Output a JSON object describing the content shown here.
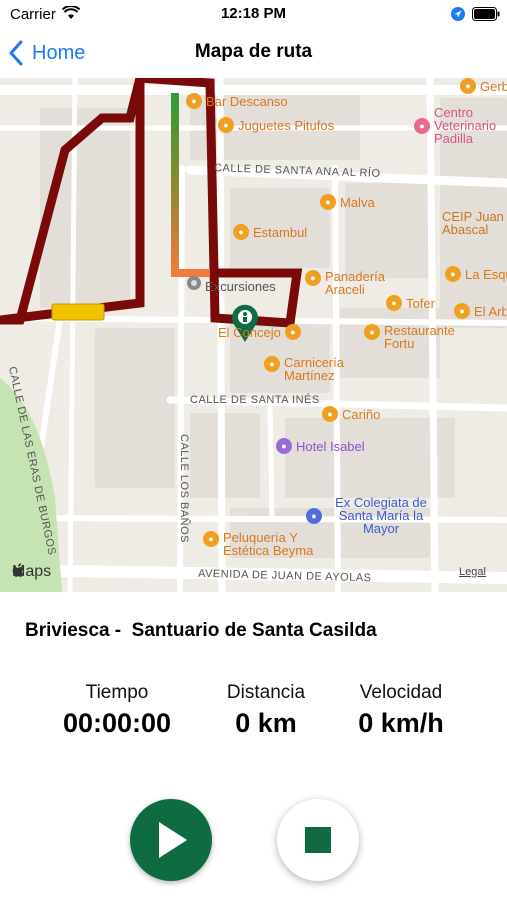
{
  "status_bar": {
    "carrier": "Carrier",
    "time": "12:18 PM"
  },
  "nav": {
    "back_label": "Home",
    "title": "Mapa de ruta"
  },
  "map": {
    "pois": [
      {
        "label": "Bar Descanso",
        "kind": "orange"
      },
      {
        "label": "Juguetes Pitufos",
        "kind": "orange"
      },
      {
        "label": "Malva",
        "kind": "orange"
      },
      {
        "label": "Estambul",
        "kind": "orange"
      },
      {
        "label": "Excursiones",
        "kind": "gray"
      },
      {
        "label": "Panadería Araceli",
        "kind": "orange"
      },
      {
        "label": "Tofer",
        "kind": "orange"
      },
      {
        "label": "El Arbol",
        "kind": "orange"
      },
      {
        "label": "Restaurante Fortu",
        "kind": "orange"
      },
      {
        "label": "El Concejo",
        "kind": "orange"
      },
      {
        "label": "Carnicería Martínez",
        "kind": "orange"
      },
      {
        "label": "Cariño",
        "kind": "orange"
      },
      {
        "label": "Hotel Isabel",
        "kind": "purple"
      },
      {
        "label": "Ex Colegiata de Santa María la Mayor",
        "kind": "blue"
      },
      {
        "label": "Peluquería Y Estética Beyma",
        "kind": "orange"
      },
      {
        "label": "Centro Veterinario Padilla",
        "kind": "pink"
      },
      {
        "label": "CEIP Juan Abascal",
        "kind": "orange"
      },
      {
        "label": "La Esquina",
        "kind": "orange"
      },
      {
        "label": "Gerbo",
        "kind": "orange"
      }
    ],
    "streets": {
      "santa_ana": "CALLE DE SANTA ANA AL RÍO",
      "santa_ines": "CALLE DE SANTA INÉS",
      "eras_burgos": "CALLE DE LAS ERAS DE BURGOS",
      "los_banos": "CALLE LOS BAÑOS",
      "juan_ayolas": "AVENIDA DE JUAN DE AYOLAS"
    },
    "brand": "Maps",
    "legal": "Legal",
    "route_color": "#7a0a0a",
    "route_start_color": "#3a9a3a",
    "marker_color": "#0f6b42"
  },
  "route": {
    "name": "Briviesca -  Santuario de Santa Casilda"
  },
  "stats": {
    "time": {
      "label": "Tiempo",
      "value": "00:00:00"
    },
    "distance": {
      "label": "Distancia",
      "value": "0 km"
    },
    "speed": {
      "label": "Velocidad",
      "value": "0 km/h"
    }
  },
  "controls": {
    "play_icon": "play-icon",
    "stop_icon": "stop-icon",
    "accent": "#0f6b42"
  }
}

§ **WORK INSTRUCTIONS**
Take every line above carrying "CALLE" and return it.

§ **ANSWER AREA**
      "santa_ana": "CALLE DE SANTA ANA AL RÍO",
      "santa_ines": "CALLE DE SANTA INÉS",
      "eras_burgos": "CALLE DE LAS ERAS DE BURGOS",
      "los_banos": "CALLE LOS BAÑOS",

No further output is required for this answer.